====== ENTRIES SUPPLIED

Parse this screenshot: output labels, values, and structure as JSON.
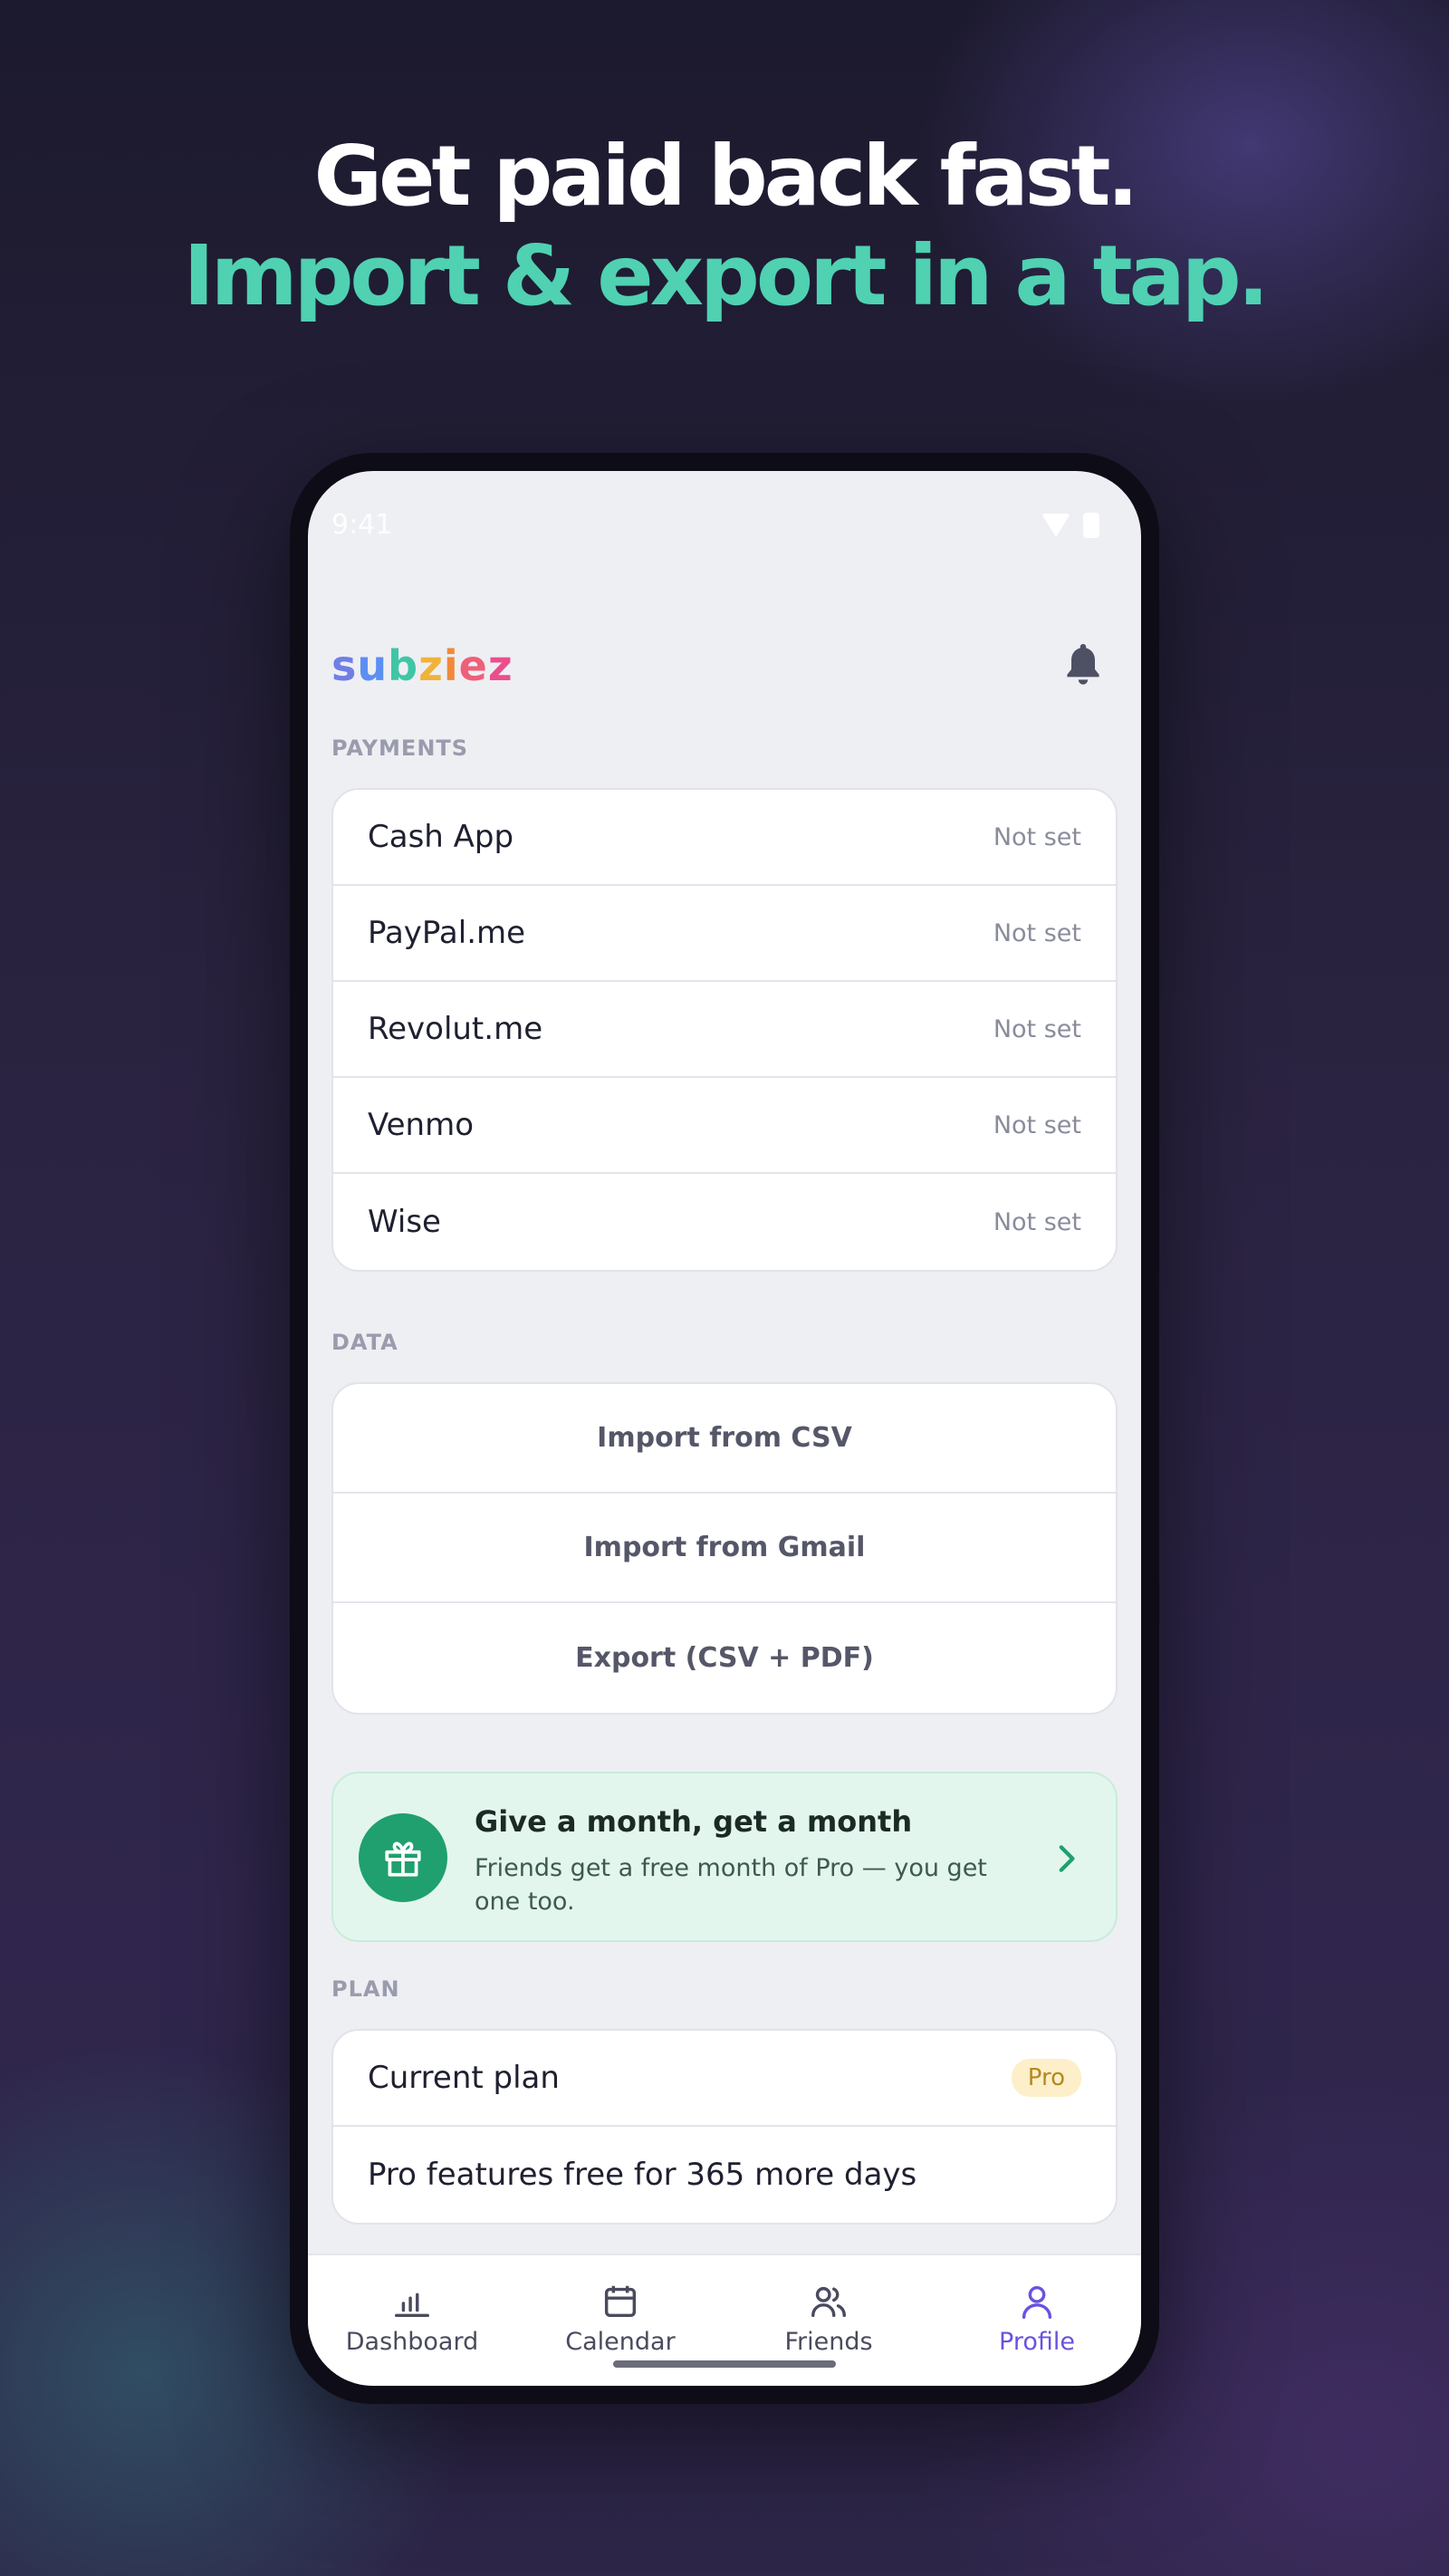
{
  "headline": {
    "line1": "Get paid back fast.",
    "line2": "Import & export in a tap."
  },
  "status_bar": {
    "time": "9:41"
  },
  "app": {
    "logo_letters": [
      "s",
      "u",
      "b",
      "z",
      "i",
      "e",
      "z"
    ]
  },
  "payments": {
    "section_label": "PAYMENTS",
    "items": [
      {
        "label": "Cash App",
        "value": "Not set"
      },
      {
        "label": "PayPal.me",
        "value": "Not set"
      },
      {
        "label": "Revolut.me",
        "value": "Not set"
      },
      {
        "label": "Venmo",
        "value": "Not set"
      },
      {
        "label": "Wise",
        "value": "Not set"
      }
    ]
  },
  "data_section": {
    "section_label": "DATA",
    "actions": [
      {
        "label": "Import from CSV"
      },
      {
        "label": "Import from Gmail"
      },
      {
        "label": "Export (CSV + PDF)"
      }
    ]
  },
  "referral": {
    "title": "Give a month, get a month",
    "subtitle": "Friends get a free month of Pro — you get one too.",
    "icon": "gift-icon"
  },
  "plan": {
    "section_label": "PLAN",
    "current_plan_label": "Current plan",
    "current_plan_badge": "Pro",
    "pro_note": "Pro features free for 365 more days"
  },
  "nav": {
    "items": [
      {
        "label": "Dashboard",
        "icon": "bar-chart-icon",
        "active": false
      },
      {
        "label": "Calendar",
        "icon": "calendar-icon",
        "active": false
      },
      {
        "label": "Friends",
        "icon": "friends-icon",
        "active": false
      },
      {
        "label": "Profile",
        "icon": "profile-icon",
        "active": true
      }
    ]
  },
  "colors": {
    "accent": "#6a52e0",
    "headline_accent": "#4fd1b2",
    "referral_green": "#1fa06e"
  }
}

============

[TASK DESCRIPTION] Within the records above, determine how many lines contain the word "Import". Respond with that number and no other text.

[EXPECTED ANSWER] 3